- WHAT IS BEING ASKED -
Every line of the records that contains "allow" should be tallied, and only the resulting number returned.

[Recorded data]
· · · ·
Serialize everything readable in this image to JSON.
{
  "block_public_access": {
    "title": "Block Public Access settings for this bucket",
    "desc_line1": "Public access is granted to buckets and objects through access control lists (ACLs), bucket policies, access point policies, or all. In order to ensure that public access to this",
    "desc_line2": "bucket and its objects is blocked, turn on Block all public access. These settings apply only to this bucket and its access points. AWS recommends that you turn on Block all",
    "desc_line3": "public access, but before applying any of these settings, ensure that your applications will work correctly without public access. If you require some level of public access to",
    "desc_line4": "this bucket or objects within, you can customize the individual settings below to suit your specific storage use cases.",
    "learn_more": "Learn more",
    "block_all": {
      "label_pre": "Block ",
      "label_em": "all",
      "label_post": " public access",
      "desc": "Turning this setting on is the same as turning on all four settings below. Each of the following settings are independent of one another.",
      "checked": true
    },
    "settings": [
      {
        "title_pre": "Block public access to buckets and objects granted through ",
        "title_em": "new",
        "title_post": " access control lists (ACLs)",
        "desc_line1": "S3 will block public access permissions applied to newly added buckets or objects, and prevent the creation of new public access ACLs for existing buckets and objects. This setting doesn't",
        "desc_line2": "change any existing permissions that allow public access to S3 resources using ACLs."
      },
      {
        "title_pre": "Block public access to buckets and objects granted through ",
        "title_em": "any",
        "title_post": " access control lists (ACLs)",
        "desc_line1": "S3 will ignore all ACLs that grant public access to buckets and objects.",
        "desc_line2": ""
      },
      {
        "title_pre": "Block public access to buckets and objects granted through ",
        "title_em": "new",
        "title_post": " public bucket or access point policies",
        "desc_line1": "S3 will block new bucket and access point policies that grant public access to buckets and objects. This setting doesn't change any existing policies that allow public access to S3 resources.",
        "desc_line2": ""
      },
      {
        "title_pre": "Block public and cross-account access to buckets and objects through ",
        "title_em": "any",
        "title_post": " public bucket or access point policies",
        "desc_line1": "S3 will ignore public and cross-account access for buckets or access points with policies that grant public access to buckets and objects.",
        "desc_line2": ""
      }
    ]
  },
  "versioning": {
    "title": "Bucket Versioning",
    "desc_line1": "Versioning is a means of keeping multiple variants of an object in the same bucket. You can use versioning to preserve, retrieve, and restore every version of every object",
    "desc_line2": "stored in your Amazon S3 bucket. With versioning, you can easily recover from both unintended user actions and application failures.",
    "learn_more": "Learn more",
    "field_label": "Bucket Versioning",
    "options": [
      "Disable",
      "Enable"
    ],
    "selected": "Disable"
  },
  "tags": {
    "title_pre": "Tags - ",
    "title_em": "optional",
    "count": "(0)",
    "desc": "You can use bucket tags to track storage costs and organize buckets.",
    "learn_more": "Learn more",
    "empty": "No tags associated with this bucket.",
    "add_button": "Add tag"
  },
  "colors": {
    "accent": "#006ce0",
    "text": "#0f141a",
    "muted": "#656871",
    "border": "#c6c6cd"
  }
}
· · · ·
- THE ANSWER -
2